> What to do: For each line of the data below that contains "time", return that line.

+---+

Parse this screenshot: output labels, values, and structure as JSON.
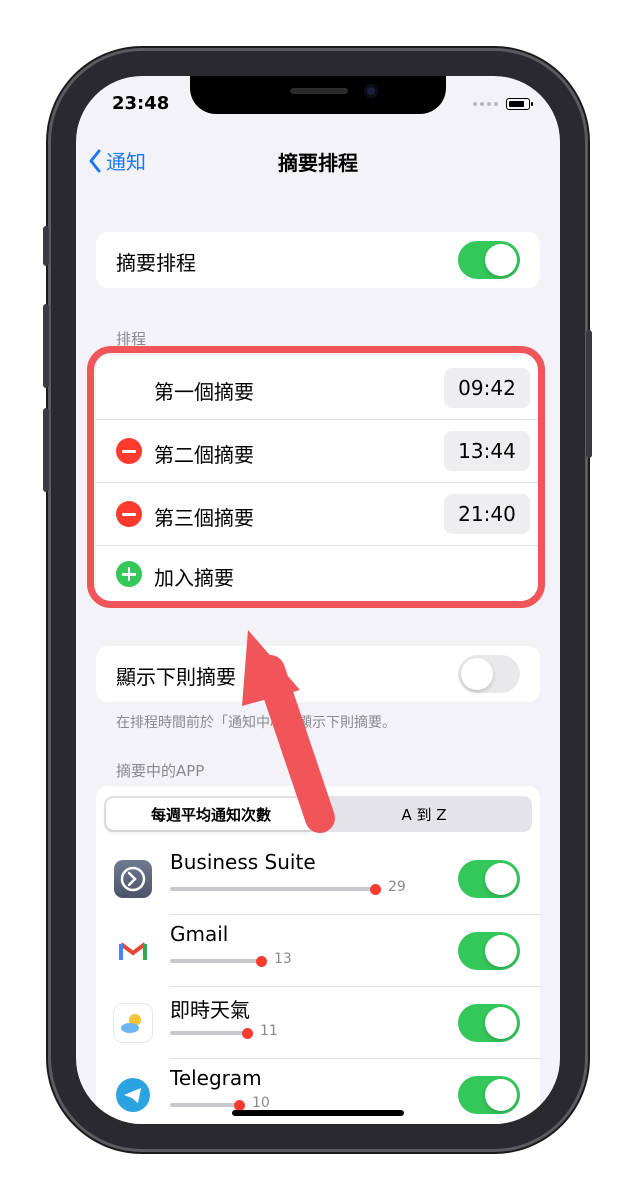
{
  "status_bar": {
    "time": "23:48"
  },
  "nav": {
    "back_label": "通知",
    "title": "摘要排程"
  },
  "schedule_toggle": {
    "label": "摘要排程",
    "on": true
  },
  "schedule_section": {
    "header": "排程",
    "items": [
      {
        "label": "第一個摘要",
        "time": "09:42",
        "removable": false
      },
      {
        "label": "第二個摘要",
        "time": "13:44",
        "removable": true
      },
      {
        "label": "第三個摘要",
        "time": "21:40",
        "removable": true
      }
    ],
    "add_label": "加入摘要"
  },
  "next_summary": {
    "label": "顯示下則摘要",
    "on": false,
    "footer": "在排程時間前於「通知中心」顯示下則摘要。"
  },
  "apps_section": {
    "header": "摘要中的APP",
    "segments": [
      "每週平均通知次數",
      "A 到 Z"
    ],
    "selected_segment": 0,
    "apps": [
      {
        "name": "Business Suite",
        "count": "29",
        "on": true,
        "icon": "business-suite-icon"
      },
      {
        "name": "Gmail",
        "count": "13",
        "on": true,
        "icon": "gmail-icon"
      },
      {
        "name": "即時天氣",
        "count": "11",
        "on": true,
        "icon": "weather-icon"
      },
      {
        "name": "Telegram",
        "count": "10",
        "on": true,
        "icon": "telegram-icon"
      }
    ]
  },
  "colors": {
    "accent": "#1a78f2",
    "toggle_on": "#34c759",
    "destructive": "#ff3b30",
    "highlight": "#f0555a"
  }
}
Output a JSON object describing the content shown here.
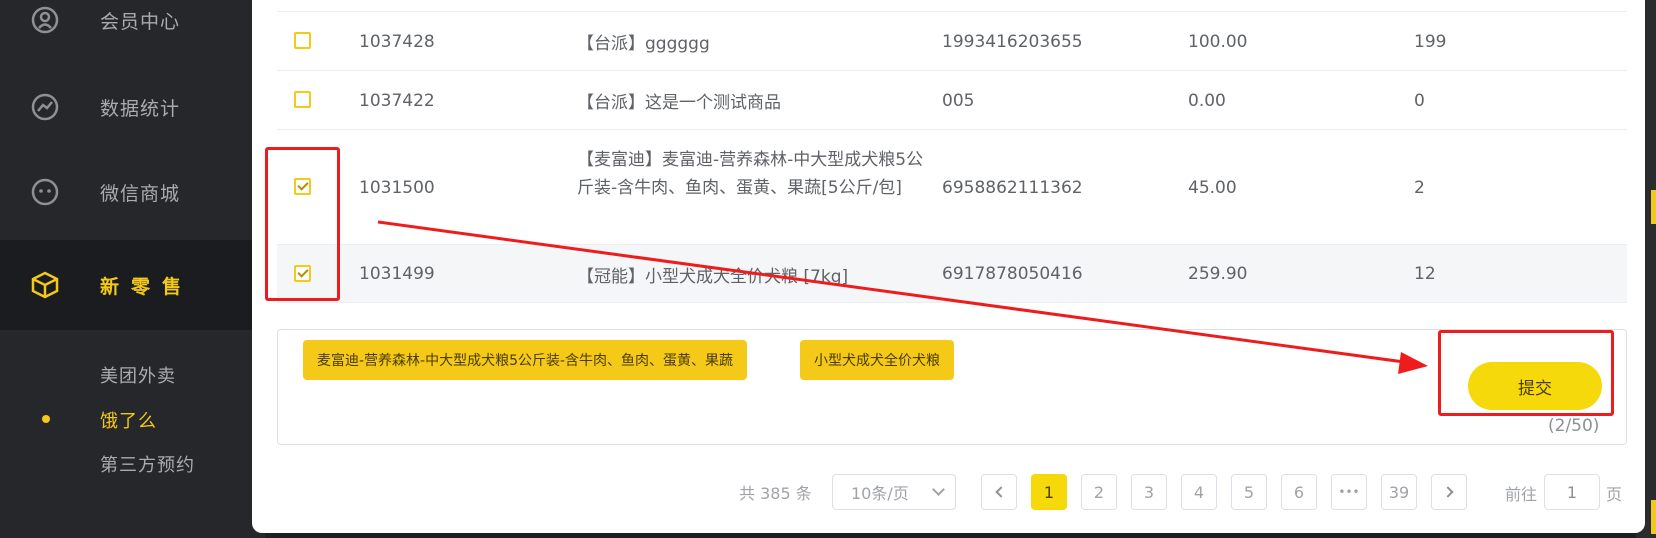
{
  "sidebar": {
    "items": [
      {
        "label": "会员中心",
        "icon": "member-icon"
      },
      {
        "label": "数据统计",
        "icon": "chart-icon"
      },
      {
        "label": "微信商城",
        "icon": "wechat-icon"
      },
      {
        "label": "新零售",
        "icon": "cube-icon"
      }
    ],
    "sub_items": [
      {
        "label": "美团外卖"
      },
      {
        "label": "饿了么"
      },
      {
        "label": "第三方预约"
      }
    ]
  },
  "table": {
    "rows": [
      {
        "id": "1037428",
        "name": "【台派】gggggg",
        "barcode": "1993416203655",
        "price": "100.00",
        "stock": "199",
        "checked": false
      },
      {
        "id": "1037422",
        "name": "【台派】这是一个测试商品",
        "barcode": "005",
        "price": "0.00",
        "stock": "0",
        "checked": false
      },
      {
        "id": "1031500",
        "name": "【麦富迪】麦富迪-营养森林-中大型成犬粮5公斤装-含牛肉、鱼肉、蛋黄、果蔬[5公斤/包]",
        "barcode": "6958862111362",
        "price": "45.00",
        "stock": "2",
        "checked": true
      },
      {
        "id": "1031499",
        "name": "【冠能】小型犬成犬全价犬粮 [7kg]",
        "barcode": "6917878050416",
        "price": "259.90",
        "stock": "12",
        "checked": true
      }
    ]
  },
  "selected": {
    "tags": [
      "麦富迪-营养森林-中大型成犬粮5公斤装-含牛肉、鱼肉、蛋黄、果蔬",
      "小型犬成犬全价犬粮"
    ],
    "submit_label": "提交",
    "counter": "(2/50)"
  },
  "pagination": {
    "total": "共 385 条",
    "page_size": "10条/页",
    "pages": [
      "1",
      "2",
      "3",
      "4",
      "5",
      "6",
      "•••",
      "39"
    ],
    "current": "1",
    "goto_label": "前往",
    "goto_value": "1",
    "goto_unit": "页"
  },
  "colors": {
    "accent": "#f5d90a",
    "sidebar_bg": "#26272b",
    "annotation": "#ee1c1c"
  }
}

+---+

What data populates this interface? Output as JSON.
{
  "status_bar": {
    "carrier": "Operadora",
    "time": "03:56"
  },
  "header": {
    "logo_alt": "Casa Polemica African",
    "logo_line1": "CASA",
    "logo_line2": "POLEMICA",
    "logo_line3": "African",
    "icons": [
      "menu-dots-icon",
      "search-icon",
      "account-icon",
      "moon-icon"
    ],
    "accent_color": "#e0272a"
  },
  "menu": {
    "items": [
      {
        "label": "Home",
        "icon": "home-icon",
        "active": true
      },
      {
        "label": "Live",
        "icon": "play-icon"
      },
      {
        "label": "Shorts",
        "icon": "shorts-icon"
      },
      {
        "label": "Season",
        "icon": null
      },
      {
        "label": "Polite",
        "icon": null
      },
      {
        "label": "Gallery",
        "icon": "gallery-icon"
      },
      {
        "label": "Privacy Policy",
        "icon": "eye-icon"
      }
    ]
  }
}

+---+

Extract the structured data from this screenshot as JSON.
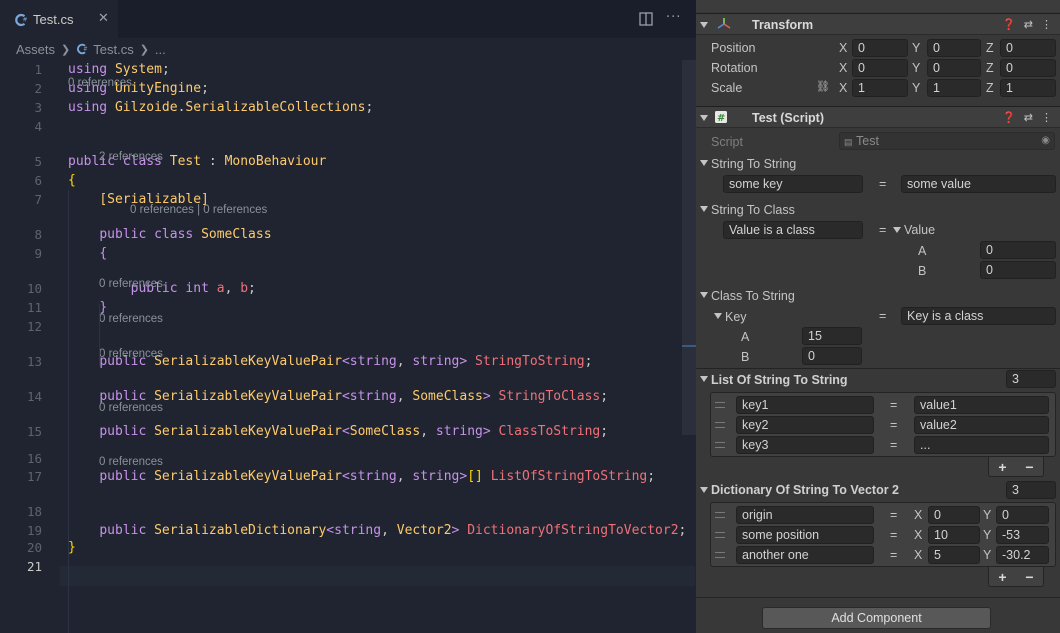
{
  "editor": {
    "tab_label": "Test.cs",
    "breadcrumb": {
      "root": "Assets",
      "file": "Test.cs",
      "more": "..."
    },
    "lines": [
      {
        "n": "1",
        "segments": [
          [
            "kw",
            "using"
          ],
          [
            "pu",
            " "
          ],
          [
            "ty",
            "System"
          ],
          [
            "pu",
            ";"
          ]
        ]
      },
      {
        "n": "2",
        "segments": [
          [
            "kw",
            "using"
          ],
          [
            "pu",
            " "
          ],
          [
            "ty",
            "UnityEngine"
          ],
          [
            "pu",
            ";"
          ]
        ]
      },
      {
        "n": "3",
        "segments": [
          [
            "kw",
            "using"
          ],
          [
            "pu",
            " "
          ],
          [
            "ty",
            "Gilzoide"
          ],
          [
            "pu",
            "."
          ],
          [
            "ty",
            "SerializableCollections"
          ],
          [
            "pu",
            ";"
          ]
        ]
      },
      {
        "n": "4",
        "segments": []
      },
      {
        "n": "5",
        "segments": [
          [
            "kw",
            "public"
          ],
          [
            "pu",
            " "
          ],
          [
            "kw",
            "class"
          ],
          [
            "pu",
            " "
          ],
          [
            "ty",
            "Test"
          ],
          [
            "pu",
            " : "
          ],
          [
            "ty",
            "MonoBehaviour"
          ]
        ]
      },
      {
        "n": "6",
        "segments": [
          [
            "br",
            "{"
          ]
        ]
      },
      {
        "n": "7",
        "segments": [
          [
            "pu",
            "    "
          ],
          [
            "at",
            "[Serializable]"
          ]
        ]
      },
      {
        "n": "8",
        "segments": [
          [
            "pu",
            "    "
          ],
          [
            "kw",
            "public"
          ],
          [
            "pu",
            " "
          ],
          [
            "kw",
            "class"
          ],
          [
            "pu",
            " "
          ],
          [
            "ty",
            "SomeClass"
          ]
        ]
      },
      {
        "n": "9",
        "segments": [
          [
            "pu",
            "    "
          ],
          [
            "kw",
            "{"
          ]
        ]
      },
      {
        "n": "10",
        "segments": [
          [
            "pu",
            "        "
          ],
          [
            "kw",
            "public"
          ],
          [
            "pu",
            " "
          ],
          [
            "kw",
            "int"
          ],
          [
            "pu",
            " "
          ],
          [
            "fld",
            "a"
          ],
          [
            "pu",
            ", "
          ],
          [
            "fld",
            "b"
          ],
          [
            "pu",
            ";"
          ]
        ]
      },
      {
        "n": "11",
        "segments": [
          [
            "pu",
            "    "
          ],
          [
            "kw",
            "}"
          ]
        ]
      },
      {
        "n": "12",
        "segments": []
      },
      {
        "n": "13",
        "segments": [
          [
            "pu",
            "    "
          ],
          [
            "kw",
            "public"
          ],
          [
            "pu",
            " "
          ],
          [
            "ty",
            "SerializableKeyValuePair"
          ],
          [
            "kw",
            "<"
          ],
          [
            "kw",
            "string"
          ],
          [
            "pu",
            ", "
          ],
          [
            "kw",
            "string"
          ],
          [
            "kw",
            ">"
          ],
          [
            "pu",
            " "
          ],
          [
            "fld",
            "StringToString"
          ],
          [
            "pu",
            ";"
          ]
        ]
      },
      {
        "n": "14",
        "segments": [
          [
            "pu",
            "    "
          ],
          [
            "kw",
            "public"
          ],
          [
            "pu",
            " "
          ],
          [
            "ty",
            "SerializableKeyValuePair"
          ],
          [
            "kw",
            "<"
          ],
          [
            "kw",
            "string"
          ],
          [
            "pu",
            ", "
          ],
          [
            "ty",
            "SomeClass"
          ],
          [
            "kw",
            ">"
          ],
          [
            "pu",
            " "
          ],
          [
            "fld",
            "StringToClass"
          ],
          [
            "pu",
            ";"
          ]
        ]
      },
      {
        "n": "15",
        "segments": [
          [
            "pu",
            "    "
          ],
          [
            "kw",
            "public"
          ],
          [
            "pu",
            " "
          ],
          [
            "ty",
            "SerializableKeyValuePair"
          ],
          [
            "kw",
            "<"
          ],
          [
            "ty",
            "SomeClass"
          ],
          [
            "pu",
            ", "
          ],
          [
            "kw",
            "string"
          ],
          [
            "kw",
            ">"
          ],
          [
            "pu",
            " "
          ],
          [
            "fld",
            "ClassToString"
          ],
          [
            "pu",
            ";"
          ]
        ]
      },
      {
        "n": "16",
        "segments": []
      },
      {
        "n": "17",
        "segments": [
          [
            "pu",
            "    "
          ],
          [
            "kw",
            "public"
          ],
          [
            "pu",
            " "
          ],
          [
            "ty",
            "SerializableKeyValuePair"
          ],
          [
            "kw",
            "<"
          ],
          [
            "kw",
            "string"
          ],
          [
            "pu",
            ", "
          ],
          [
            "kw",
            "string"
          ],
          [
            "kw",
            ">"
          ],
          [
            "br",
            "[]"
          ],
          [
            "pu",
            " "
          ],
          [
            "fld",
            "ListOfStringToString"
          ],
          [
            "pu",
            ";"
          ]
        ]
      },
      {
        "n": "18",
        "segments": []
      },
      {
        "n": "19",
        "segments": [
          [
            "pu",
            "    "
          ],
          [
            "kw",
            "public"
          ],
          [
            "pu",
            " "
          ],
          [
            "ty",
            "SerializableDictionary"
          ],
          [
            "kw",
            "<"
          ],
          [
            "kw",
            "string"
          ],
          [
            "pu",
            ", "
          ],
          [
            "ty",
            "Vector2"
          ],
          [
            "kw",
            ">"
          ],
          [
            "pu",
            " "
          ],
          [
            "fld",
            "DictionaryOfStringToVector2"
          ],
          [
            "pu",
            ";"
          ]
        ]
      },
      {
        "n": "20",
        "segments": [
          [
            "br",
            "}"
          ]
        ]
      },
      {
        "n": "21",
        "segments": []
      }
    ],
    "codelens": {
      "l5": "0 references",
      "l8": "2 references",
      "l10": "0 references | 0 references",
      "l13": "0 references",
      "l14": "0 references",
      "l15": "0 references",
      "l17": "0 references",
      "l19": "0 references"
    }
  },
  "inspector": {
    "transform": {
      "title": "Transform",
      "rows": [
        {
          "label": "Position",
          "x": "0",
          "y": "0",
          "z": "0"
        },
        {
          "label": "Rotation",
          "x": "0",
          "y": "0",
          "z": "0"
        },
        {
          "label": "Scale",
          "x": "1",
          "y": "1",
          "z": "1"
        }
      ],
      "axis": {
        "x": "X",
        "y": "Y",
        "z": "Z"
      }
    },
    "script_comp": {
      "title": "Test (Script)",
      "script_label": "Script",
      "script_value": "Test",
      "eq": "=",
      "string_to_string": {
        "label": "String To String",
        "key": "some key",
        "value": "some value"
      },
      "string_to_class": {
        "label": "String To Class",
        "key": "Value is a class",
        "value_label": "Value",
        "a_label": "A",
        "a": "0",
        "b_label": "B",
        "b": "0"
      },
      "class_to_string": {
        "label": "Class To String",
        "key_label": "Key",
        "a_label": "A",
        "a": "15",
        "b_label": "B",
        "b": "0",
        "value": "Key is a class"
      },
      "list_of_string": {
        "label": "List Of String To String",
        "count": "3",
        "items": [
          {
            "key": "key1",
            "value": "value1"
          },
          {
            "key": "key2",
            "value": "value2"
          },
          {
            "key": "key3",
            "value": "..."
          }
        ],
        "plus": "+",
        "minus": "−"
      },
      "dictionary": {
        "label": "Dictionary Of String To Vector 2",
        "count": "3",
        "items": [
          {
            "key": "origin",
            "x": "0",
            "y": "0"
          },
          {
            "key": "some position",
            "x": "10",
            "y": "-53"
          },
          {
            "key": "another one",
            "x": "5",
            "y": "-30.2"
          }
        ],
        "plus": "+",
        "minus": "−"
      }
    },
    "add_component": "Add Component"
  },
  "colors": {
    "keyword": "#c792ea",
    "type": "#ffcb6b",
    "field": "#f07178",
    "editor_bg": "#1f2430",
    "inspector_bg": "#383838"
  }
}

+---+

> Exercise result:
    "time": "23:48"
        "time": "09:42",
        "time": "13:44",
        "time": "21:40",
    "time": "03:56"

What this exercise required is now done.